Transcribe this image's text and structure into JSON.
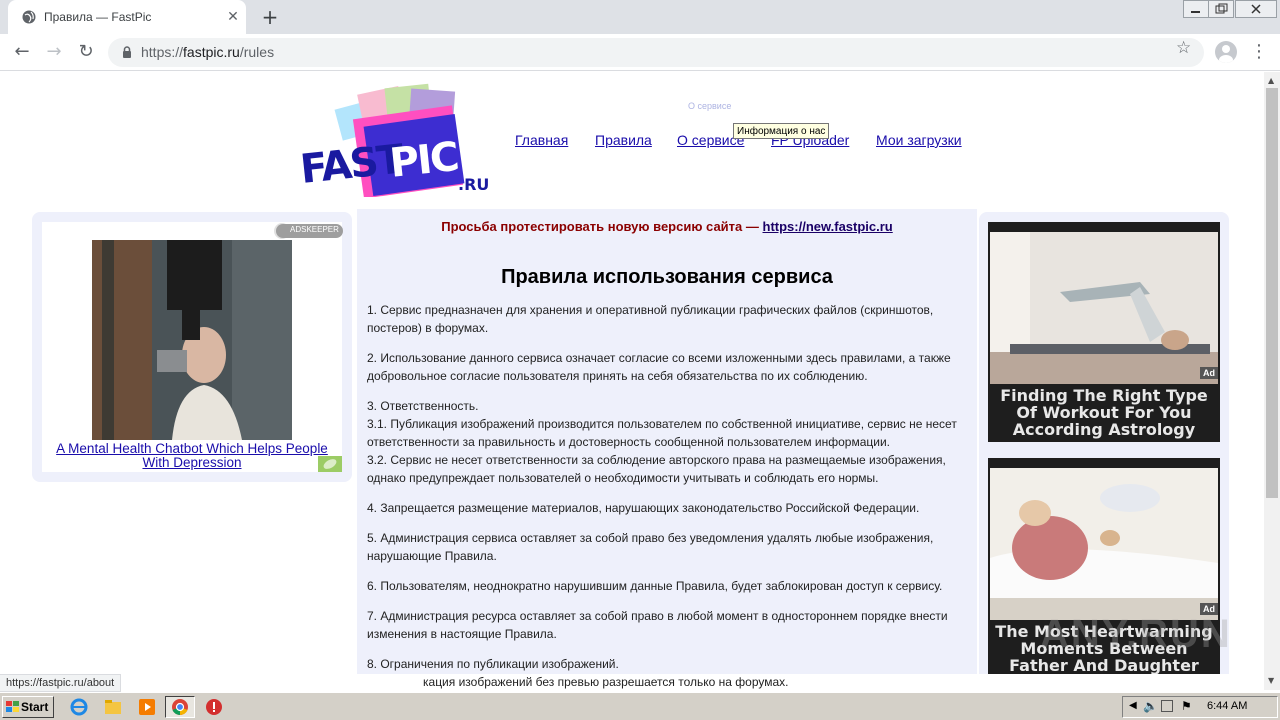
{
  "browser": {
    "tab_title": "Правила — FastPic",
    "url_prefix": "https://",
    "url_host": "fastpic.ru",
    "url_path": "/rules",
    "status_url": "https://fastpic.ru/about"
  },
  "site": {
    "nav": [
      "Главная",
      "Правила",
      "О сервисе",
      "FP Uploader",
      "Мои загрузки"
    ],
    "tooltip": "Информация о нас",
    "ghost_text": "О сервисе"
  },
  "left_ad": {
    "badge": "ADSKEEPER",
    "link": "A Mental Health Chatbot Which Helps People With Depression"
  },
  "main": {
    "notice_text": "Просьба протестировать новую версию сайта — ",
    "notice_link": "https://new.fastpic.ru",
    "title": "Правила использования сервиса",
    "rules": [
      "1. Сервис предназначен для хранения и оперативной публикации графических файлов (скриншотов, постеров) в форумах.",
      "2. Использование данного сервиса означает согласие со всеми изложенными здесь правилами, а также добровольное согласие пользователя принять на себя обязательства по их соблюдению.",
      "3. Ответственность.\n3.1. Публикация изображений производится пользователем по собственной инициативе, сервис не несет ответственности за правильность и достоверность сообщенной пользователем информации.\n3.2. Сервис не несет ответственности за соблюдение авторского права на размещаемые изображения, однако предупреждает пользователей о необходимости учитывать и соблюдать его нормы.",
      "4. Запрещается размещение материалов, нарушающих законодательство Российской Федерации.",
      "5. Администрация сервиса оставляет за собой право без уведомления удалять любые изображения, нарушающие Правила.",
      "6. Пользователям, неоднократно нарушившим данные Правила, будет заблокирован доступ к сервису.",
      "7. Администрация ресурса оставляет за собой право в любой момент в одностороннем порядке внести изменения в настоящие Правила.",
      "8. Ограничения по публикации изображений."
    ],
    "partial_line": "кация изображений без превью разрешается только на форумах."
  },
  "right_ad": {
    "cards": [
      {
        "caption": "Finding The Right Type Of Workout For You According Astrology",
        "badge": "Ad"
      },
      {
        "caption": "The Most Heartwarming Moments Between Father And Daughter",
        "badge": "Ad"
      }
    ]
  },
  "watermark": "ANY.RUN",
  "taskbar": {
    "start": "Start",
    "clock": "6:44 AM"
  }
}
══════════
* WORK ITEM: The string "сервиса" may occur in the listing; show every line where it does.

* WRITTEN SOLUTION:
    "title": "Правила использования сервиса",
      "2. Использование данного сервиса означает согласие со всеми изложенными здесь правилами, а также добровольное согласие пользователя принять на себя обязательства по их соблюдению.",
      "5. Администрация сервиса оставляет за собой право без уведомления удалять любые изображения, нарушающие Правила.",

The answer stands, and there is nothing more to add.